Likewise, developing hundreds of housing units within the walk-able circle, pushes customers onto underused regional rail systems. It’s not a conspiracy to “re-engineering” suburbs. It’s extracting value from infrastructure we’ve already paid for. And in a seemingly counterintuitive way, could slow density from entering existing single-family neighborhoods.

“Significant density in a very small area is the exact same as a pinch of density across a really big area,” Knowlton said. “Nobody is going to say ‘yes’ to density everywhere. Certainly not in Utah. [Transit-oriented development] helps us in turn say ‘no’ to density in the areas that aren’t [these] centers.”

It’s difficult not to shake a feeling that transit-oriented developments will become yet another playground for rich yuppies, who already seem to have first-pick at urban, suburban, and rural living.

“It’s a challenge that we’re all trying to address. Find ways to provide more housing at lower price points that can meet and serve a huge and growing segment of the market,” said Derek Wyatt, of RCLCO Real Estate Advisors, a company which advises developers on profitability of new projects.

Wyatt and his consulting firm researched the interaction transit has on rent prices. When you measure apartments cost per square foot, the measuring tool developers care about most, there’s a 59% premium on rents where transportation is excellent. People pay more to be near nice things.

“In most cases, those transit-oriented developments tend to achieve premiums and top of market rents,” he told me.

This does not bode well for those of us in the “missing middle” who are too poor to afford most new market-rate projects, but make far too much to qualify for subsidized public housing.

Well, maybe not quite.

“Rents might be higher but the trade-offs, relative to what they’re spending for on transportation, might make it become a more affordable and attractive option,” Wyatt said.

When a development has such great public transit, a resident may opt to get rid of one or both their cars. Subtract the payment, insurance, gas, and maintenance, from the rent price — and in some cases, a household may come out ahead.

“Developers are getting creative on exactly how to kind of address some of those issues,” he told me. “I think one unique instance, and we definitely see this in more transit-oriented developments, is the growth of the co-living product type.
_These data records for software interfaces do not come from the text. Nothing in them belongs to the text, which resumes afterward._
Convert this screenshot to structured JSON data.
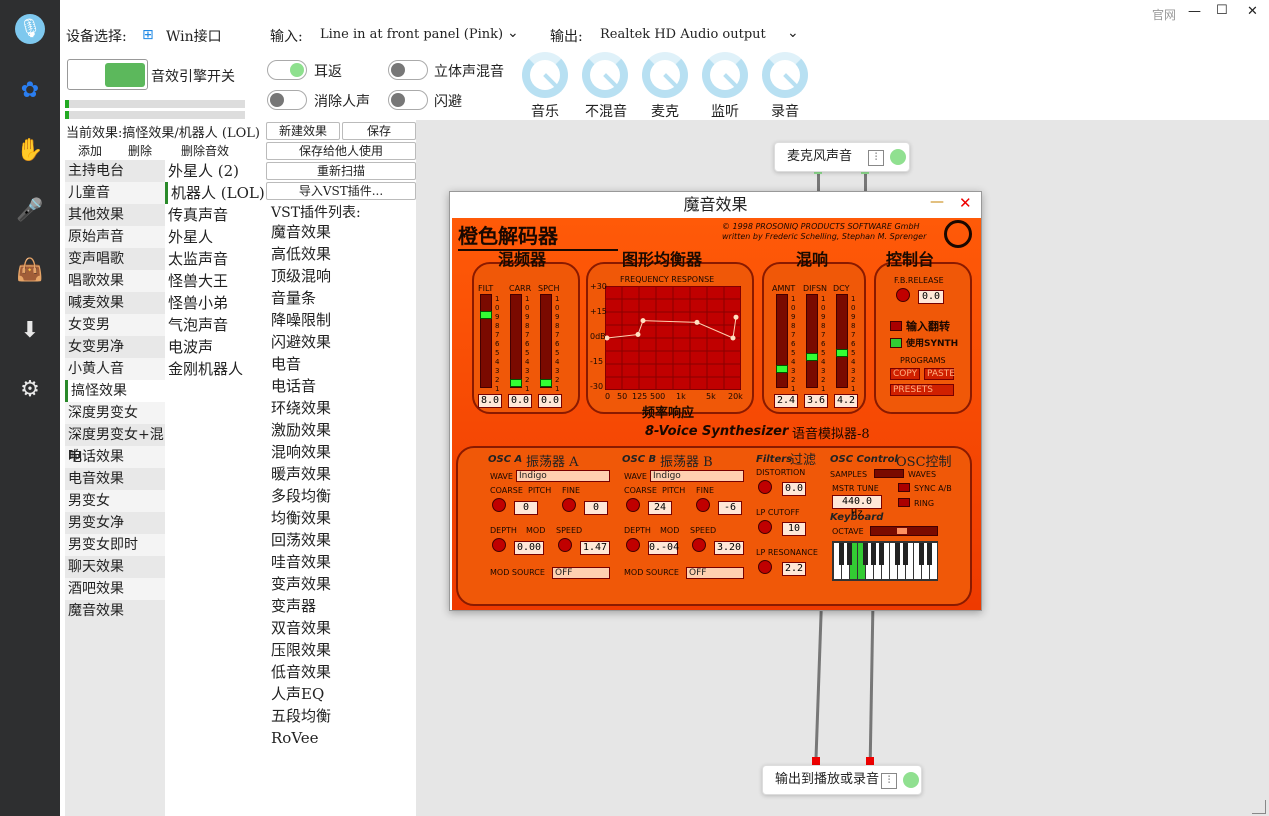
{
  "window": {
    "official_link": "官网",
    "minimize": "—",
    "maximize": "☐",
    "close": "✕"
  },
  "sidebar": {
    "items": [
      "microphone-logo",
      "flower-icon",
      "hand-icon",
      "mic-icon",
      "bag-icon",
      "download-icon",
      "gear-icon"
    ]
  },
  "device": {
    "label": "设备选择:",
    "value": "Win接口"
  },
  "engine": {
    "label": "音效引擎开关"
  },
  "io": {
    "input_label": "输入:",
    "input_value": "Line in at front panel (Pink)",
    "output_label": "输出:",
    "output_value": "Realtek HD Audio output"
  },
  "toggles": [
    {
      "label": "耳返",
      "on": true
    },
    {
      "label": "立体声混音",
      "on": false
    },
    {
      "label": "消除人声",
      "on": false
    },
    {
      "label": "闪避",
      "on": false
    }
  ],
  "dials": [
    "音乐",
    "不混音",
    "麦克",
    "监听",
    "录音"
  ],
  "current_effect": "当前效果:搞怪效果/机器人 (LOL)",
  "effect_actions": [
    "添加",
    "删除",
    "删除音效"
  ],
  "categories": [
    "主持电台",
    "儿童音",
    "其他效果",
    "原始声音",
    "变声唱歌",
    "唱歌效果",
    "喊麦效果",
    "女变男",
    "女变男净",
    "小黄人音",
    "搞怪效果",
    "深度男变女",
    "深度男变女+混响",
    "电话效果",
    "电音效果",
    "男变女",
    "男变女净",
    "男变女即时",
    "聊天效果",
    "酒吧效果",
    "魔音效果"
  ],
  "selected_category": 10,
  "subeffects": [
    "外星人 (2)",
    "机器人 (LOL)",
    "传真声音",
    "外星人",
    "太监声音",
    "怪兽大王",
    "怪兽小弟",
    "气泡声音",
    "电波声",
    "金刚机器人"
  ],
  "selected_subeffect": 1,
  "vst_buttons": {
    "new": "新建效果",
    "save": "保存",
    "share": "保存给他人使用",
    "rescan": "重新扫描",
    "import": "导入VST插件..."
  },
  "vst_list_title": "VST插件列表:",
  "vst_list": [
    "魔音效果",
    "高低效果",
    "顶级混响",
    "音量条",
    "降噪限制",
    "闪避效果",
    "电音",
    "电话音",
    "环绕效果",
    "激励效果",
    "混响效果",
    "暖声效果",
    "多段均衡",
    "均衡效果",
    "回荡效果",
    "哇音效果",
    "变声效果",
    "变声器",
    "双音效果",
    "压限效果",
    "低音效果",
    "人声EQ",
    "五段均衡",
    "RoVee"
  ],
  "nodes": {
    "mic": "麦克风声音",
    "out": "输出到播放或录音"
  },
  "plugin": {
    "title": "魔音效果",
    "brand": "橙色解码器",
    "copyright1": "© 1998 PROSONIQ PRODUCTS SOFTWARE GmbH",
    "copyright2": "written by Frederic Schelling, Stephan M. Sprenger",
    "mixer_title": "混频器",
    "eq_title": "图形均衡器",
    "reverb_title": "混响",
    "control_title": "控制台",
    "mixer_labels": [
      "FILT",
      "CARR",
      "SPCH"
    ],
    "mixer_values": [
      "8.0",
      "0.0",
      "0.0"
    ],
    "eq_label": "FREQUENCY RESPONSE",
    "eq_y_ticks": [
      "+30",
      "+15",
      "0dB",
      "-15",
      "-30"
    ],
    "eq_x_ticks": [
      "0",
      "50",
      "125",
      "500",
      "1k",
      "5k",
      "20k"
    ],
    "eq_caption": "频率响应",
    "reverb_labels": [
      "AMNT",
      "DIFSN",
      "DCY"
    ],
    "reverb_values": [
      "2.4",
      "3.6",
      "4.2"
    ],
    "fb_release": "F.B.RELEASE",
    "fb_value": "0.0",
    "invert_input": "输入翻转",
    "use_synth": "使用SYNTH",
    "programs": "PROGRAMS",
    "copy": "COPY",
    "paste": "PASTE",
    "presets": "PRESETS",
    "synth_title": "8-Voice Synthesizer",
    "synth_cn": "语音模拟器-8",
    "osc_a": "OSC A",
    "osc_a_cn": "振荡器 A",
    "osc_b": "OSC B",
    "osc_b_cn": "振荡器 B",
    "filters": "Filters",
    "filters_cn": "过滤",
    "osc_control": "OSC Control",
    "osc_control_cn": "OSC控制",
    "wave": "WAVE",
    "wave_value": "Indigo",
    "coarse": "COARSE",
    "pitch": "PITCH",
    "fine": "FINE",
    "osc_a_coarse": "0",
    "osc_a_fine": "0",
    "osc_a_depth": "0.00",
    "osc_a_speed": "1.47",
    "osc_b_coarse": "24",
    "osc_b_fine": "-6",
    "osc_b_depth": "0.-04",
    "osc_b_speed": "3.20",
    "depth": "DEPTH",
    "mod": "MOD",
    "speed": "SPEED",
    "mod_source": "MOD SOURCE",
    "mod_source_value": "OFF",
    "distortion": "DISTORTION",
    "distortion_value": "0.0",
    "lp_cutoff": "LP CUTOFF",
    "lp_cutoff_value": "10",
    "lp_resonance": "LP RESONANCE",
    "lp_resonance_value": "2.2",
    "samples": "SAMPLES",
    "waves": "WAVES",
    "mstr_tune": "MSTR TUNE",
    "mstr_tune_value": "440.0 Hz",
    "sync": "SYNC A/B",
    "ring": "RING",
    "keyboard": "Keyboard",
    "octave": "OCTAVE",
    "eq_curve": [
      0,
      2,
      10,
      9,
      0,
      12
    ]
  }
}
Where you’re building much larger unit types and renting them by the bed, as opposed to by the unit.”

These “dormitory”-style projects may be pricey per square foot, but cheaper overall because non-traditional renters may only need to rent a small amount of square footage — bed, TV, and bathroom. These single-room occupancy (S.R.O.) apartments — made famous by slapstick Murphy beds comedy shtick in old black-and-white films — are slightly smaller than a studio. An affordable roof for the poor, recently homeless, and young singles nearly vanished because of strict urban policies since the 1950s.

America’s mono-culture of providing only car-dependent suburban single-family or “complex” apartments has served most of the population fairly well, who demand that type of housing. However, it’s left a not insignificant number of Americans deeply undeserved: the elderly (who can’t drive), the disabled (who can’t drive), and the stressed-out (who don’t want to drive)…
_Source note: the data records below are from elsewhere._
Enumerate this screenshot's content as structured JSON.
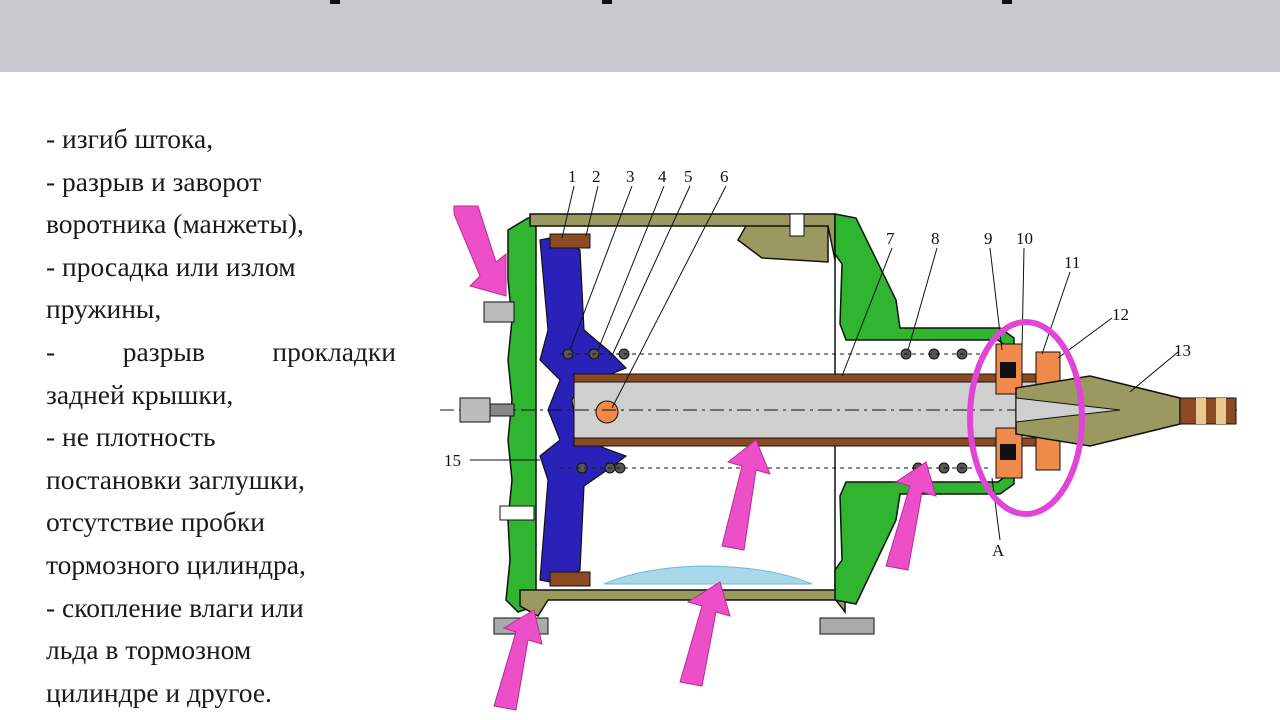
{
  "lines": [
    "- изгиб штока,",
    "- разрыв и заворот",
    "воротника (манжеты),",
    "- просадка или излом",
    "пружины,",
    "-  разрыв  прокладки",
    "задней крышки,",
    "- не плотность",
    "постановки заглушки,",
    "отсутствие пробки",
    "тормозного цилиндра,",
    "- скопление влаги или",
    "льда в тормозном",
    "цилиндре и другое."
  ],
  "diagram": {
    "callout_numbers": [
      "1",
      "2",
      "3",
      "4",
      "5",
      "6",
      "7",
      "8",
      "9",
      "10",
      "11",
      "12",
      "13",
      "15"
    ],
    "label_a": "A",
    "colors": {
      "header": "#c7c9cc",
      "body_green": "#2fb52f",
      "olive": "#9a9a60",
      "piston_blue": "#2a22b8",
      "rod_brown": "#8b4a22",
      "rod_fill": "#cfcfcf",
      "arrow_pink": "#ec4fc8",
      "circle_magenta": "#e045d8",
      "ice_blue": "#a8d8ea"
    },
    "icons": [
      "pink-arrow",
      "highlight-circle"
    ]
  }
}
Objectively, it’s kind of mean that we require 99% of Americans to drive — just to buy a loaf of bread. We unintentionally make captives of this underserved non-driving minority. Imagine how liberating it would feel for an 80-year-old to walk independently to the store after surrendering their driver license?
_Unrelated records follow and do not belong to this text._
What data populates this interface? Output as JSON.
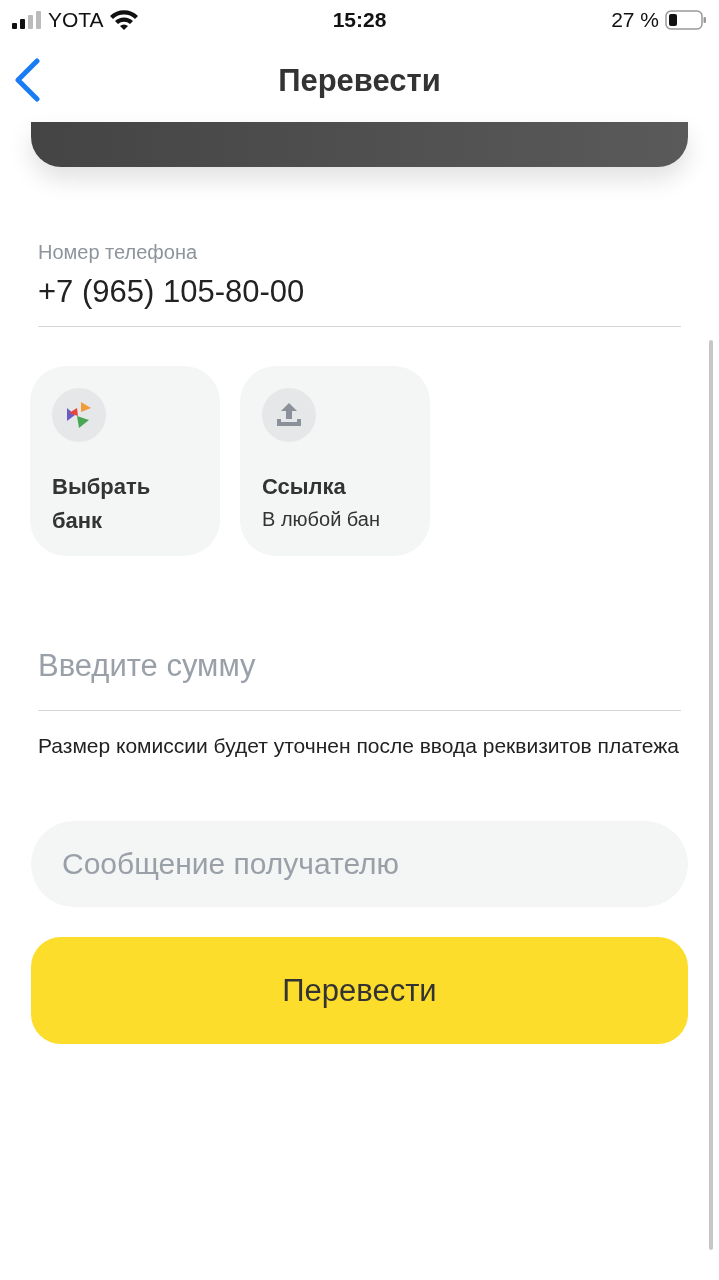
{
  "status_bar": {
    "carrier": "YOTA",
    "time": "15:28",
    "battery": "27 %"
  },
  "nav": {
    "title": "Перевести"
  },
  "phone": {
    "label": "Номер телефона",
    "value": "+7 (965) 105-80-00"
  },
  "options": [
    {
      "kind": "bank",
      "title": "Выбрать банк"
    },
    {
      "kind": "link",
      "title": "Ссылка",
      "subtitle": "В любой бан"
    }
  ],
  "amount": {
    "placeholder": "Введите сумму"
  },
  "note": "Размер комиссии будет уточнен после ввода реквизитов платежа",
  "message": {
    "placeholder": "Сообщение получателю"
  },
  "submit": "Перевести"
}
S.R.O.s and other types of transit-oriented living may not appeal to most traditional buyers. Developers are going to have to get very creative to woo my child-rearing peers who, thanks to work-from-home employment, are hungrily eyeing far-flung edge development with backyards. But as we cater to more non-traditional renters who can live by suburban rail station, it’ll free up more conventional units for conventional renters.

Transit-oriented development is still really limited, but a future wave of new construction may help developers find ways to really maximize value and bring the price down.